**DATA**
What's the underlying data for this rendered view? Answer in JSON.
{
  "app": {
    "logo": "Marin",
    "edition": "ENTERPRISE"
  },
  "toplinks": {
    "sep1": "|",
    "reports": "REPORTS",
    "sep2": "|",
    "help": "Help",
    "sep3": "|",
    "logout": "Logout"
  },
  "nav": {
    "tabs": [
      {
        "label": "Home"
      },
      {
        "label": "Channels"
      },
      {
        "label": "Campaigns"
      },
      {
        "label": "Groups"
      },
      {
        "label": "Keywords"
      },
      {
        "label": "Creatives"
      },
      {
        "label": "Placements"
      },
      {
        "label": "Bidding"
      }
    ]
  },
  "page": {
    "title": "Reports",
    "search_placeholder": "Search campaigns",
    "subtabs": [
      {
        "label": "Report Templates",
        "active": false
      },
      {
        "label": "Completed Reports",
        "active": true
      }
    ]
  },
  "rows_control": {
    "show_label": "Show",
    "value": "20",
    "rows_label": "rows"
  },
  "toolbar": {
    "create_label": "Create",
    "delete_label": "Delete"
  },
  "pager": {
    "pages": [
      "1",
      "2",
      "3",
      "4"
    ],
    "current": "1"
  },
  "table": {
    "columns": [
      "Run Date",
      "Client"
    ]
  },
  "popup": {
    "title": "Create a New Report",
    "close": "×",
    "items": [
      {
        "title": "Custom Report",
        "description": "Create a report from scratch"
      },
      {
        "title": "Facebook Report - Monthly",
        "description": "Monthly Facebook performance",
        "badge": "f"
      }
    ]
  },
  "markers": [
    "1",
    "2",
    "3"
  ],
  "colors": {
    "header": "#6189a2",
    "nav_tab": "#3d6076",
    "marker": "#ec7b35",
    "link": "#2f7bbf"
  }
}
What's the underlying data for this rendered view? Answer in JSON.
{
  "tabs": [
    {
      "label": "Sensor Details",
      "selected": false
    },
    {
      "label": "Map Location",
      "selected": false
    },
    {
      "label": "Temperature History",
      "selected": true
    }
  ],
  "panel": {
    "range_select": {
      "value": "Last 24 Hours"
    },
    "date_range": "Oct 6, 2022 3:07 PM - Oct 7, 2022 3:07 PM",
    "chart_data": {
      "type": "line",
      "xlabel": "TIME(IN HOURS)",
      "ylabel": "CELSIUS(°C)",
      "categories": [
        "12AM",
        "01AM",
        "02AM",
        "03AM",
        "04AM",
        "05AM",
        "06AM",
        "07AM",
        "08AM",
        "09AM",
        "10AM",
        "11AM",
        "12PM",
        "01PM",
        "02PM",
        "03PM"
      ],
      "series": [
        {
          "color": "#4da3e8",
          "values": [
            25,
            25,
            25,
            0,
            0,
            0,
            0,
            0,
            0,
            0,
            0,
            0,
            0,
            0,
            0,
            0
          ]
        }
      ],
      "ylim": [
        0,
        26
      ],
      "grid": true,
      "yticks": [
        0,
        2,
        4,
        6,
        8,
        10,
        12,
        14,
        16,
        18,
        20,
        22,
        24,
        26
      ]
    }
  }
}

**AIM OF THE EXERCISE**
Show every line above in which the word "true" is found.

**REPLY**
        "active": true
      "selected": true
      "grid": true,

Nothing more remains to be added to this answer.